--- Information shown Enclosed Below ---

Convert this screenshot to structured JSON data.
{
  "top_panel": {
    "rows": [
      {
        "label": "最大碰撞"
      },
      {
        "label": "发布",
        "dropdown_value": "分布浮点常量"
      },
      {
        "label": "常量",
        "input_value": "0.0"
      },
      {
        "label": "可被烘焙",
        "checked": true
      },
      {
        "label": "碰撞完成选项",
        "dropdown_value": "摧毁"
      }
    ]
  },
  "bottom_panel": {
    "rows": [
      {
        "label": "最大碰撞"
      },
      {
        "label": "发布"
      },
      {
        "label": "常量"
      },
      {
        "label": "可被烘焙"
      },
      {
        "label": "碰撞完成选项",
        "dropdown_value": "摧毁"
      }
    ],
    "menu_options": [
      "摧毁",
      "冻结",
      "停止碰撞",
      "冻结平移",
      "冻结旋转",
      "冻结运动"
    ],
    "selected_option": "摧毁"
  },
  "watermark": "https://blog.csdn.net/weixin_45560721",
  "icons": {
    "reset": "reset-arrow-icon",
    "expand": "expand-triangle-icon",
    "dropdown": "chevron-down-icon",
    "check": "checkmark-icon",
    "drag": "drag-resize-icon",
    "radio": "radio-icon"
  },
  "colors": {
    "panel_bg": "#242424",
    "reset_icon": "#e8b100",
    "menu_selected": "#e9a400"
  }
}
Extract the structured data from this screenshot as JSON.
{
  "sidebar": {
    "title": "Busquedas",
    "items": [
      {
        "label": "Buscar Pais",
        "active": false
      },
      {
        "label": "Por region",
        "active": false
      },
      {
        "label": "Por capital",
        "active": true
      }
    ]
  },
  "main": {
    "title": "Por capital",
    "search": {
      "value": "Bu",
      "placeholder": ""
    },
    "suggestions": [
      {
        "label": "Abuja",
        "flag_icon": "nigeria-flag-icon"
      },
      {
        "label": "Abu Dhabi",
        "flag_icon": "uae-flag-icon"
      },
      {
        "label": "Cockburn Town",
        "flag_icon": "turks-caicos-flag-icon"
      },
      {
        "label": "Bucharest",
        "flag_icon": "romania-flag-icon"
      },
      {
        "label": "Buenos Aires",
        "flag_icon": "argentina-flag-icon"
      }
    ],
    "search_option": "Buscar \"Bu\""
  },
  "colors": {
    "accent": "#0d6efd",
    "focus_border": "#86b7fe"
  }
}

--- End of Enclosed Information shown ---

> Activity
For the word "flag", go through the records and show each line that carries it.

> Your solution
        "flag_icon": "nigeria-flag-icon"
        "flag_icon": "uae-flag-icon"
        "flag_icon": "turks-caicos-flag-icon"
        "flag_icon": "romania-flag-icon"
        "flag_icon": "argentina-flag-icon"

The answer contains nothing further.